The term “heir property” is not a legal term of art.  It is a phrase commonly used to describe the situation where, through inheritance, two or more people own a tract of land as tenants in common.  The doctrine of tenancy in common can be conceptually difficult.  Suppose a father has fifty acres and dies with five children,  leaving no will and no surviving spouse.  The five children are tenants in common with respect to the fifty acres.  They each own an undivided one-fifth interest.  They do not own ten acres each.  They own an undivided interest in the entire fifty acres as tenants in common.
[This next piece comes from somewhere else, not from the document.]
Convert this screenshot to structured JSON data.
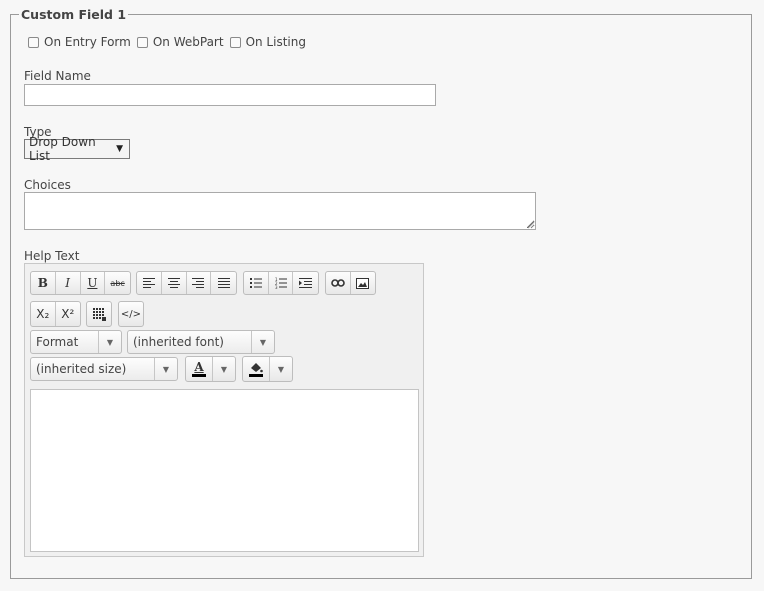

The fifty acres in the above example is what is commonly known as heir property.  This can present both a legal problem and a practical problem.   Using the same example, suppose the five children die, each leaving three children of their own.  Now the grandchildren each own an undivided one-fifteenth undivided interest.  These fifteen co-owners may be spread out all over the country.  They may not have contact with each other.  If the land is not sold or otherwise disposed of, with each successive generation the problem multiplies.  I have seen situations where there are hundreds of co-owners of a piece of land, and they don’t even know the identities of all of their co-owners.

At this stage the land essentially becomes worthless, because, technically, all of the co-owners have the right to possession, but that is impractical.  This is not an unusual situation.  In the decades that I have practiced law I have counseled with over a hundred families who faced this situation.

Ideally, the family will come together early on and agree about a plan to dispose of the land or convey it to one of the heirs.  One or two could buy the others out or they could all agree to sell it and split up the money.  However, to achieve an agreed upon solution, it requires one hundred percent agreement.  This is not a situation where the majority rules.  Every single heir, or co-owner, has to agree.

In my experience, when heir property continues to exist for several generations, it becomes impossible, as a practical matter, to achieve one hundred percent approval of a plan to dispose of the land.  The heirs may not get along with each other.  They may have competing interests.  They may not even know of the identities or whereabouts of all of their co-owners.

In this situation the law does provide a remedy.  However, it is a solution that many people find distasteful.  A court of law can order a partition in kind or by sale.  Such a legal proceeding may result in the ownership of the land going outside of the family.  Many families don’t want their grandparents’ land or their great-grandparents’ land going outside of the family.

In a situation, however, where a court ordered partition becomes the only practical solution, this is how the law works.  Any one of the co-owners has a right, under the law, to petition the court to either divide up the land according to their respective interests, or to sell the land and divide up the money.  In order to divide up the land there has to be proof that the land can be equitably divided among all of the owners in kind.  This is very difficult to prove and in my experience, very rare.  The more heirs there are, the more difficult it is to prove that there can be an equitable division.  Any tract of land has different features that make it unfair to give one heir a parcel in the swamp and another one a parcel on the top of the hill.  Therefore, such a legal action usually results in a sale.

Conversely, in order for the court to sell the property, there must be proof that the land cannot be equitably, or fairly, divided in kind.  Once that is proved, then the court can order the sale of the property and divide the proceeds of the sale among the co-owners, according to their respective interests.  This is what is called a “sale for division.”  In these legal actions, the court has broad equitable powers.  It can order a public or private sale.  It can order the clerk of the court to auction off the property on the courthouse steps.  It can adjust the equities between the co-tenants within reason.  It can approve the payment of attorney’s fees as a common charge against all of the interests of the co-owners.

The law also provides a mechanism where a co-owner can give notice of his or her intention to buy out the others.  Once this notice is given (it must be given at least ten days before the trial) the court will order the property appraised and give that co-owner a chance to purchase the interests of the others based on the appraised value.

The laws relating to partition and sale of lands are designed to treat all of the co-owners equally and fairly.  The lawyers at Jinks, Crow and Dickson have extensive experience in handling these cases.  We continue to seek to give our clients the most thoughtful and excellent representation in these difficult matters.

Contact Information